Tenant Inc., a Newport Beach-based software startup backed by firms in the self-storage industry, has raised an additional $25 million.
“We’re growing like crazy right now,” founder and Chief Executive Lance Watkins told the Business Journal.
The financing, a third seed funding round, brings the total amount the company has raised to about $37 million, Watkins said.
Watkins did not identify the investors, saying they are “strategics, meaning that they are in the storage industry.”
“We now have over 100 strategic investors in the United States and internationally, most of which are self-storage facility owners who are actively utilizing our products,” Watkins said.
Watkins, who owns Storage Outlet with facilities throughout Southern California—the chain has local spots in Huntington Beach and Fullerton—started Tenant in 2019 to provide an online platform for self-storage businesses.
Tenant’s cloud-based software automates processes for critical tasks such as completing rentals, collecting revenues, and managing delinquencies.
Payment processing and protection plan are also handled.
Watkins says his company provides a “complete vertical that runs your storage operation from all your consumer screens where customers find you and interact with you and rent your space.”
How a group of self-storage owners came to invest in Tenant dates to a dispute at an industry meeting in 2019, when a key software provider used by many in the sector announced new restrictions.
“It prompted the owners to stand up and give passionate speeches about why these restrictions were horrible for our businesses and the industry,” Watkins said in a video on his company’s website.
As a result, the storage operators pooled their funds to invest in Tenant to build an infrastructure “that doesn’t place restrictions and truly gives them the tools to operate their businesses the way they want to.”
The self-storage industry is a highly competitive and fragmented market, an estimated 73% of which is owned by independent facility operators, as opposed to large corporations, according to Tenant.
It’s also booming.
About 52.6 million square feet of new U.S. self-storage space is scheduled to be completed this year, a 38% increase over 2022’s deliveries, according to the website StorageCafe (see story, page 8).
Customers of the software company include A-1 Self Storage in San Diego, Derrel’s Mini-Storage in Fresno and Kennards Self Storage in Australia.
Watkins is also looking to expand abroad, particularly Commonwealth countries.
The company will use the $25 million in new funds to further advance product development, expand customer support and sales, and increase their platform integration.
“Our investors initially saw the need for a product that would streamline storage facility operations and provide a better tenant experience,” Watkins said.
Up to this point, Tenant has not relied upon institutional investors, although it’s a consideration going forward.
The company now has about 100 employees, with almost 50 working in offices at 4920 Campus Drive in Newport Beach and 19100 Von Karman Ave. in Irvine.

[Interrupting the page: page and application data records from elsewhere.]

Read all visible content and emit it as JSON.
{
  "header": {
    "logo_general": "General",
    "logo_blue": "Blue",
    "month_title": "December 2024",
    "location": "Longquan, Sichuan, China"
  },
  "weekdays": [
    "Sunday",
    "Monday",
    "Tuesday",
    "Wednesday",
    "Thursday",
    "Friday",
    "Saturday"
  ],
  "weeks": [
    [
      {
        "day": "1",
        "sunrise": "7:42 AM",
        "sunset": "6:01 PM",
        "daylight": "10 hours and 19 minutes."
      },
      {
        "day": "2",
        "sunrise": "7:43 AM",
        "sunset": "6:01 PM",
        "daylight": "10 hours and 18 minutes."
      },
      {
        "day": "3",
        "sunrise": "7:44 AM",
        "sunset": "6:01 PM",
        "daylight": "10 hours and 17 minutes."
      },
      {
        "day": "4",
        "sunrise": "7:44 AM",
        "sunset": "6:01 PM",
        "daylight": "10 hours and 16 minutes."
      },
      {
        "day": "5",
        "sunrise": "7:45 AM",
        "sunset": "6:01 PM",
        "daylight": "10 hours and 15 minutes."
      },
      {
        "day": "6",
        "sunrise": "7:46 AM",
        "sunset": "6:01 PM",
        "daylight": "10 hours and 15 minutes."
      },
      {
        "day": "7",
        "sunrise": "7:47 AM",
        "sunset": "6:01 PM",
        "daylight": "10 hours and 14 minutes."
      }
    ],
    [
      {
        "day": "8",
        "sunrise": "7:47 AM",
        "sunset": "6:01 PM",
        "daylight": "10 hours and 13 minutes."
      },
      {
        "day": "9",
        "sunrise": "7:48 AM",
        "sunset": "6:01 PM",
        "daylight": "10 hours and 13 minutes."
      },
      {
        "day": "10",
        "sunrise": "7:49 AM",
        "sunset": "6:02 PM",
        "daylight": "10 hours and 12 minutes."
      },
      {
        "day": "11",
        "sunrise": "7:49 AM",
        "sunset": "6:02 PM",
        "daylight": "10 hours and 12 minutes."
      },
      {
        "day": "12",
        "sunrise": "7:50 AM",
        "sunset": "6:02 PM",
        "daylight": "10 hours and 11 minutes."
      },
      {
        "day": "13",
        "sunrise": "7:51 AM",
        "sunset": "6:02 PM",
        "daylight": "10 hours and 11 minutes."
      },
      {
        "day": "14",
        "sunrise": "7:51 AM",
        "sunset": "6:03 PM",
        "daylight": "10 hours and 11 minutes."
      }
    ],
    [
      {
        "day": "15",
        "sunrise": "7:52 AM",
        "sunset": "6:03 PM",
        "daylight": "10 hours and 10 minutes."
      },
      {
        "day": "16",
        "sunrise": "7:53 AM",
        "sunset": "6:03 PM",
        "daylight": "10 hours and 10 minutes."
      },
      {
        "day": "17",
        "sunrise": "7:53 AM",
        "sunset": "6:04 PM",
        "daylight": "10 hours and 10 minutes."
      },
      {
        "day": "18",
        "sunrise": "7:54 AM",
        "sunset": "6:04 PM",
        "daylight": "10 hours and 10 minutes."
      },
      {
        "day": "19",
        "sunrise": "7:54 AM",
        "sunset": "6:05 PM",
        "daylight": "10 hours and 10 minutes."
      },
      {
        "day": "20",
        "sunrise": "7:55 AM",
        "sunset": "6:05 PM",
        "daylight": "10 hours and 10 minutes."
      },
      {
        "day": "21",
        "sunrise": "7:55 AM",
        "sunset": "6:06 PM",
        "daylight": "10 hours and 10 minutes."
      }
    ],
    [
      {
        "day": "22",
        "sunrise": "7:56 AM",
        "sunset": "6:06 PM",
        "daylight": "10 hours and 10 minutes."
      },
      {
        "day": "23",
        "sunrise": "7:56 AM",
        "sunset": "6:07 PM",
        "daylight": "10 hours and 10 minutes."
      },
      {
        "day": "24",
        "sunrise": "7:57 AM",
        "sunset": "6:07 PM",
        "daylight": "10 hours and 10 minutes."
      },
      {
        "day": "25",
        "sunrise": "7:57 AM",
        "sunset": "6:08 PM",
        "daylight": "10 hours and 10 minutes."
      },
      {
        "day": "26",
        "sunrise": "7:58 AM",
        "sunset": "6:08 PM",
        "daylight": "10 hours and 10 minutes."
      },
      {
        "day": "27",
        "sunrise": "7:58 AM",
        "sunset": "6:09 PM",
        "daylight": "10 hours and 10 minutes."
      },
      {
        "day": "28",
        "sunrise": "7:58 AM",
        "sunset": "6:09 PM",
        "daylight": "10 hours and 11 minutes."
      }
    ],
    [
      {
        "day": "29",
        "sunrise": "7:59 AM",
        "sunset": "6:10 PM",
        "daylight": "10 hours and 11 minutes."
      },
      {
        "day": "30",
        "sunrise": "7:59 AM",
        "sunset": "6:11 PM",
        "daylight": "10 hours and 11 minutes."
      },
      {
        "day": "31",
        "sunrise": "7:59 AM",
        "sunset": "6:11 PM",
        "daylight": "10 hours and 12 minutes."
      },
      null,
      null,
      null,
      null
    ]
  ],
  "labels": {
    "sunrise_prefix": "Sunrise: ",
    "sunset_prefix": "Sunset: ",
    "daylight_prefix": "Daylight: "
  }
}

“We’re continuing to increase our sales team. We’re increasing our onboarding team, our customer service team,” Watkins said. “We have a line of sight to break even.”
The company declined to disclose its annual revenue, but says the amount has tripled in the last 12 months.
More than 1,300 properties utilize at least one of Tenant’s products, according to Watkins.
Tenant in February announced the acquisition of Storelocal, the largest private membership program of independent self-storage operators.
“The combined company will have the backing of over 200 strategic self-storage investors and over 1,500 self-storage membership subscribers,” Tenant said in announcing the Storelocal deal on Feb. 14.
Technology Helps Self-Storage Boom
Commercial brokerage Cushman & Wakefield says the self-storage industry is benefiting from advances in technology.
The sector is evolving with new technologies, including “artificial intelligence and automation, to help maximize operating efficiencies and create more certainty in operating cashflows,” a March report from the brokerage firm said.
Cushman said self-storage investment volume surged coming out of the pandemic, peaking at a quarterly high of approximately $13.5 billion in the fourth quarter of 2021.
It said that was largely comprised of sizable portfolio investments by institutional capital.
“Transaction volume remained above $2.5 billion per quarter through 2022 despite the significant interest rate hikes that were deployed by the Federal Reserve beginning in March 2022,” the report said.
“Secular demand trends will continue to drive favorable long-term results for self-storage,” according to the Chicago-based brokerage, which has local operations in Irvine.